== Instructions for the task ==
The listing below must be reproduced in full, exactly as written.

Top of Given records

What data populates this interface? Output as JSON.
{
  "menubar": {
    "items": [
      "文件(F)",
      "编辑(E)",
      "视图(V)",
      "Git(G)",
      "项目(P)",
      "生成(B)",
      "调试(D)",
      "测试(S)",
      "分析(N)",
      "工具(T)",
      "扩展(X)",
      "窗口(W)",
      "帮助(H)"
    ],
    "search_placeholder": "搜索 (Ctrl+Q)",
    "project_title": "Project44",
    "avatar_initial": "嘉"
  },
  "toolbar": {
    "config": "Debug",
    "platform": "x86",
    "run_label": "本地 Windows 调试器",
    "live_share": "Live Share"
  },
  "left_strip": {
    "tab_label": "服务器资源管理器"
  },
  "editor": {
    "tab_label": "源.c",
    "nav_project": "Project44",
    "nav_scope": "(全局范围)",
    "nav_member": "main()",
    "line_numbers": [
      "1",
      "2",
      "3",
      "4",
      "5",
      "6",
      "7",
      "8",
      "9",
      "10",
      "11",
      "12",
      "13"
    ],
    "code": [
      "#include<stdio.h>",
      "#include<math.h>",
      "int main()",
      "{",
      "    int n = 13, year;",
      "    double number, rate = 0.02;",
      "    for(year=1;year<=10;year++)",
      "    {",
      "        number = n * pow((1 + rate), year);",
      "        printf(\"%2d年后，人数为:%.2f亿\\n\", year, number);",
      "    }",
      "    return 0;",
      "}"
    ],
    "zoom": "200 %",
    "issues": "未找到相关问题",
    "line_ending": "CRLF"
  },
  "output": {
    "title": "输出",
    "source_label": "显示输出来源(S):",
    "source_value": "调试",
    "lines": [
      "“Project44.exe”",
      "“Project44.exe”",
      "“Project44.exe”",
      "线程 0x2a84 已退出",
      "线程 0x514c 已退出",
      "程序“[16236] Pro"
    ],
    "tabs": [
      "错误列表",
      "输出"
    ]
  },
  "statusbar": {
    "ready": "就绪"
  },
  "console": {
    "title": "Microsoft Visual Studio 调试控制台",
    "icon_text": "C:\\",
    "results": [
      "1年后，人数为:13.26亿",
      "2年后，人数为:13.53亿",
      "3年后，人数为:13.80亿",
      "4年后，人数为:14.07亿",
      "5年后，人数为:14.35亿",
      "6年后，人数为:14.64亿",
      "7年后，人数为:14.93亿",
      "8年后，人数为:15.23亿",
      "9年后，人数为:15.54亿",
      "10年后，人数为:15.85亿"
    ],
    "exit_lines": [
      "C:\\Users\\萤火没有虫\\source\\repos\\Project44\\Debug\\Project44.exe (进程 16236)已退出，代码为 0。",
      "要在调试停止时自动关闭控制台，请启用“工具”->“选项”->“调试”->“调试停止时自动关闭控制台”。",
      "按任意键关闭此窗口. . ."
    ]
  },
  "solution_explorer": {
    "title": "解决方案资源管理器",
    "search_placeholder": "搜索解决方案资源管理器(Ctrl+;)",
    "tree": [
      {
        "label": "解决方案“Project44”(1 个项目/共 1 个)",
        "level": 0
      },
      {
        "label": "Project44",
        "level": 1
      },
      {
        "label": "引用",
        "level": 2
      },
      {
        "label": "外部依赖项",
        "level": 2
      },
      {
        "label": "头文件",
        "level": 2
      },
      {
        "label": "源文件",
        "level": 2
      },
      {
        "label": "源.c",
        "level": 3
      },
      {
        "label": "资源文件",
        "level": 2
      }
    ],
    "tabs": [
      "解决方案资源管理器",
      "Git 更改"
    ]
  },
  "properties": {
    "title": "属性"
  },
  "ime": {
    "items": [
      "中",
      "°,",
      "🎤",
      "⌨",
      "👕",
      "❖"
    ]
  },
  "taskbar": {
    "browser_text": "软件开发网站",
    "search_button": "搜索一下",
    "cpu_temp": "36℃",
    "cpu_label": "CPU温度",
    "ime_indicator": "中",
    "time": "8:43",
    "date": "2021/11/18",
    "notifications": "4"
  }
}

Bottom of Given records

== Solution for this exercise ==
What data populates this interface? Output as JSON.
{
  "menubar": {
    "items": [
      "文件(F)",
      "编辑(E)",
      "视图(V)",
      "Git(G)",
      "项目(P)",
      "生成(B)",
      "调试(D)",
      "测试(S)",
      "分析(N)",
      "工具(T)",
      "扩展(X)",
      "窗口(W)",
      "帮助(H)"
    ],
    "search_placeholder": "搜索 (Ctrl+Q)",
    "project_title": "Project44",
    "avatar_initial": "嘉"
  },
  "toolbar": {
    "config": "Debug",
    "platform": "x86",
    "run_label": "本地 Windows 调试器",
    "live_share": "Live Share"
  },
  "left_strip": {
    "tab_label": "服务器资源管理器"
  },
  "editor": {
    "tab_label": "源.c",
    "nav_project": "Project44",
    "nav_scope": "(全局范围)",
    "nav_member": "main()",
    "line_numbers": [
      "1",
      "2",
      "3",
      "4",
      "5",
      "6",
      "7",
      "8",
      "9",
      "10",
      "11",
      "12",
      "13"
    ],
    "code": [
      "#include<stdio.h>",
      "#include<math.h>",
      "int main()",
      "{",
      "    int n = 13, year;",
      "    double number, rate = 0.02;",
      "    for(year=1;year<=10;year++)",
      "    {",
      "        number = n * pow((1 + rate), year);",
      "        printf(\"%2d年后，人数为:%.2f亿\\n\", year, number);",
      "    }",
      "    return 0;",
      "}"
    ],
    "zoom": "200 %",
    "issues": "未找到相关问题",
    "line_ending": "CRLF"
  },
  "output": {
    "title": "输出",
    "source_label": "显示输出来源(S):",
    "source_value": "调试",
    "lines": [
      "“Project44.exe”",
      "“Project44.exe”",
      "“Project44.exe”",
      "线程 0x2a84 已退出",
      "线程 0x514c 已退出",
      "程序“[16236] Pro"
    ],
    "tabs": [
      "错误列表",
      "输出"
    ]
  },
  "statusbar": {
    "ready": "就绪"
  },
  "console": {
    "title": "Microsoft Visual Studio 调试控制台",
    "icon_text": "C:\\",
    "results": [
      "1年后，人数为:13.26亿",
      "2年后，人数为:13.53亿",
      "3年后，人数为:13.80亿",
      "4年后，人数为:14.07亿",
      "5年后，人数为:14.35亿",
      "6年后，人数为:14.64亿",
      "7年后，人数为:14.93亿",
      "8年后，人数为:15.23亿",
      "9年后，人数为:15.54亿",
      "10年后，人数为:15.85亿"
    ],
    "exit_lines": [
      "C:\\Users\\萤火没有虫\\source\\repos\\Project44\\Debug\\Project44.exe (进程 16236)已退出，代码为 0。",
      "要在调试停止时自动关闭控制台，请启用“工具”->“选项”->“调试”->“调试停止时自动关闭控制台”。",
      "按任意键关闭此窗口. . ."
    ]
  },
  "solution_explorer": {
    "title": "解决方案资源管理器",
    "search_placeholder": "搜索解决方案资源管理器(Ctrl+;)",
    "tree": [
      {
        "label": "解决方案“Project44”(1 个项目/共 1 个)",
        "level": 0
      },
      {
        "label": "Project44",
        "level": 1
      },
      {
        "label": "引用",
        "level": 2
      },
      {
        "label": "外部依赖项",
        "level": 2
      },
      {
        "label": "头文件",
        "level": 2
      },
      {
        "label": "源文件",
        "level": 2
      },
      {
        "label": "源.c",
        "level": 3
      },
      {
        "label": "资源文件",
        "level": 2
      }
    ],
    "tabs": [
      "解决方案资源管理器",
      "Git 更改"
    ]
  },
  "properties": {
    "title": "属性"
  },
  "ime": {
    "items": [
      "中",
      "°,",
      "🎤",
      "⌨",
      "👕",
      "❖"
    ]
  },
  "taskbar": {
    "browser_text": "软件开发网站",
    "search_button": "搜索一下",
    "cpu_temp": "36℃",
    "cpu_label": "CPU温度",
    "ime_indicator": "中",
    "time": "8:43",
    "date": "2021/11/18",
    "notifications": "4"
  }
}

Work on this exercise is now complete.